[Page and application data records]
┌────────

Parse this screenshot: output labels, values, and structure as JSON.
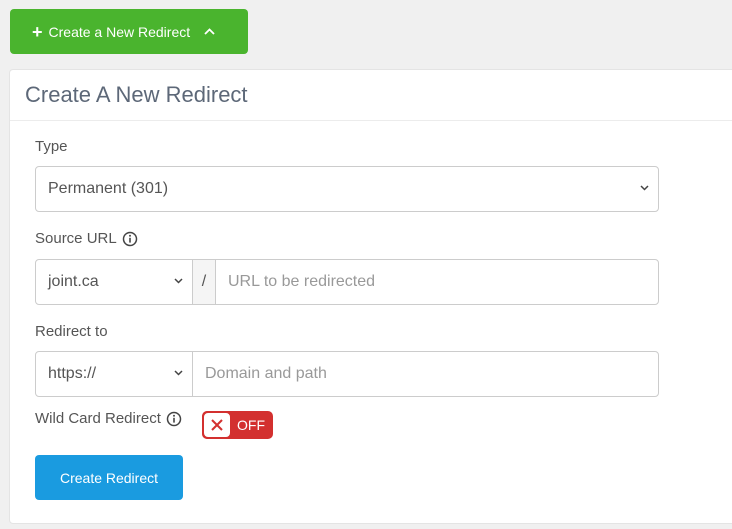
{
  "top_button": {
    "label": "Create a New Redirect"
  },
  "card": {
    "title": "Create A New Redirect"
  },
  "type_field": {
    "label": "Type",
    "value": "Permanent (301)"
  },
  "source_field": {
    "label": "Source URL",
    "domain": "joint.ca",
    "separator": "/",
    "placeholder": "URL to be redirected"
  },
  "redirect_field": {
    "label": "Redirect to",
    "protocol": "https://",
    "placeholder": "Domain and path"
  },
  "wildcard": {
    "label": "Wild Card Redirect",
    "state": "OFF"
  },
  "submit": {
    "label": "Create Redirect"
  },
  "colors": {
    "primary_green": "#4ab42e",
    "primary_blue": "#1a9be0",
    "toggle_off_red": "#d3302f"
  },
  "icons": [
    "plus-icon",
    "chevron-up-icon",
    "info-icon",
    "caret-down-icon",
    "x-icon"
  ]
}
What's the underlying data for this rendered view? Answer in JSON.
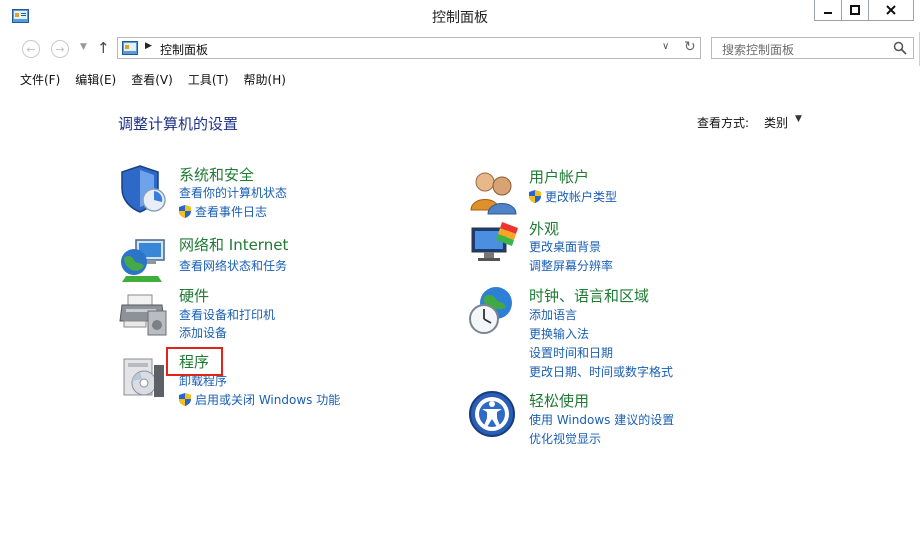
{
  "window": {
    "title": "控制面板"
  },
  "address": {
    "path": "控制面板",
    "search_placeholder": "搜索控制面板"
  },
  "menu": [
    "文件(F)",
    "编辑(E)",
    "查看(V)",
    "工具(T)",
    "帮助(H)"
  ],
  "page": {
    "title": "调整计算机的设置",
    "view_by_label": "查看方式:",
    "view_by_value": "类别"
  },
  "categories_left": [
    {
      "title": "系统和安全",
      "links": [
        "查看你的计算机状态",
        "查看事件日志"
      ]
    },
    {
      "title": "网络和 Internet",
      "links": [
        "查看网络状态和任务"
      ]
    },
    {
      "title": "硬件",
      "links": [
        "查看设备和打印机",
        "添加设备"
      ]
    },
    {
      "title": "程序",
      "links": [
        "卸载程序",
        "启用或关闭 Windows 功能"
      ]
    }
  ],
  "categories_right": [
    {
      "title": "用户帐户",
      "links": [
        "更改帐户类型"
      ]
    },
    {
      "title": "外观",
      "links": [
        "更改桌面背景",
        "调整屏幕分辨率"
      ]
    },
    {
      "title": "时钟、语言和区域",
      "links": [
        "添加语言",
        "更换输入法",
        "设置时间和日期",
        "更改日期、时间或数字格式"
      ]
    },
    {
      "title": "轻松使用",
      "links": [
        "使用 Windows 建议的设置",
        "优化视觉显示"
      ]
    }
  ],
  "colors": {
    "title_blue": "#1e3287",
    "category_green": "#1f7a33",
    "link_blue": "#1a5fb4",
    "highlight_red": "#e2231a"
  },
  "icons": [
    "control-panel-icon",
    "back-icon",
    "forward-icon",
    "up-icon",
    "refresh-icon",
    "search-icon",
    "shield-icon"
  ]
}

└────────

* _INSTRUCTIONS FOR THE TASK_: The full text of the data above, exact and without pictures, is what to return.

* _PROBLEM SOLUTION_:
Parse this screenshot: output labels, values, and structure as JSON.
{
  "top_button": {
    "label": "Create a New Redirect"
  },
  "card": {
    "title": "Create A New Redirect"
  },
  "type_field": {
    "label": "Type",
    "value": "Permanent (301)"
  },
  "source_field": {
    "label": "Source URL",
    "domain": "joint.ca",
    "separator": "/",
    "placeholder": "URL to be redirected"
  },
  "redirect_field": {
    "label": "Redirect to",
    "protocol": "https://",
    "placeholder": "Domain and path"
  },
  "wildcard": {
    "label": "Wild Card Redirect",
    "state": "OFF"
  },
  "submit": {
    "label": "Create Redirect"
  },
  "colors": {
    "primary_green": "#4ab42e",
    "primary_blue": "#1a9be0",
    "toggle_off_red": "#d3302f"
  },
  "icons": [
    "plus-icon",
    "chevron-up-icon",
    "info-icon",
    "caret-down-icon",
    "x-icon"
  ]
}
What's the underlying data for this rendered view? Answer in JSON.
{
  "window": {
    "title": "控制面板"
  },
  "address": {
    "path": "控制面板",
    "search_placeholder": "搜索控制面板"
  },
  "menu": [
    "文件(F)",
    "编辑(E)",
    "查看(V)",
    "工具(T)",
    "帮助(H)"
  ],
  "page": {
    "title": "调整计算机的设置",
    "view_by_label": "查看方式:",
    "view_by_value": "类别"
  },
  "categories_left": [
    {
      "title": "系统和安全",
      "links": [
        "查看你的计算机状态",
        "查看事件日志"
      ]
    },
    {
      "title": "网络和 Internet",
      "links": [
        "查看网络状态和任务"
      ]
    },
    {
      "title": "硬件",
      "links": [
        "查看设备和打印机",
        "添加设备"
      ]
    },
    {
      "title": "程序",
      "links": [
        "卸载程序",
        "启用或关闭 Windows 功能"
      ]
    }
  ],
  "categories_right": [
    {
      "title": "用户帐户",
      "links": [
        "更改帐户类型"
      ]
    },
    {
      "title": "外观",
      "links": [
        "更改桌面背景",
        "调整屏幕分辨率"
      ]
    },
    {
      "title": "时钟、语言和区域",
      "links": [
        "添加语言",
        "更换输入法",
        "设置时间和日期",
        "更改日期、时间或数字格式"
      ]
    },
    {
      "title": "轻松使用",
      "links": [
        "使用 Windows 建议的设置",
        "优化视觉显示"
      ]
    }
  ],
  "colors": {
    "title_blue": "#1e3287",
    "category_green": "#1f7a33",
    "link_blue": "#1a5fb4",
    "highlight_red": "#e2231a"
  },
  "icons": [
    "control-panel-icon",
    "back-icon",
    "forward-icon",
    "up-icon",
    "refresh-icon",
    "search-icon",
    "shield-icon"
  ]
}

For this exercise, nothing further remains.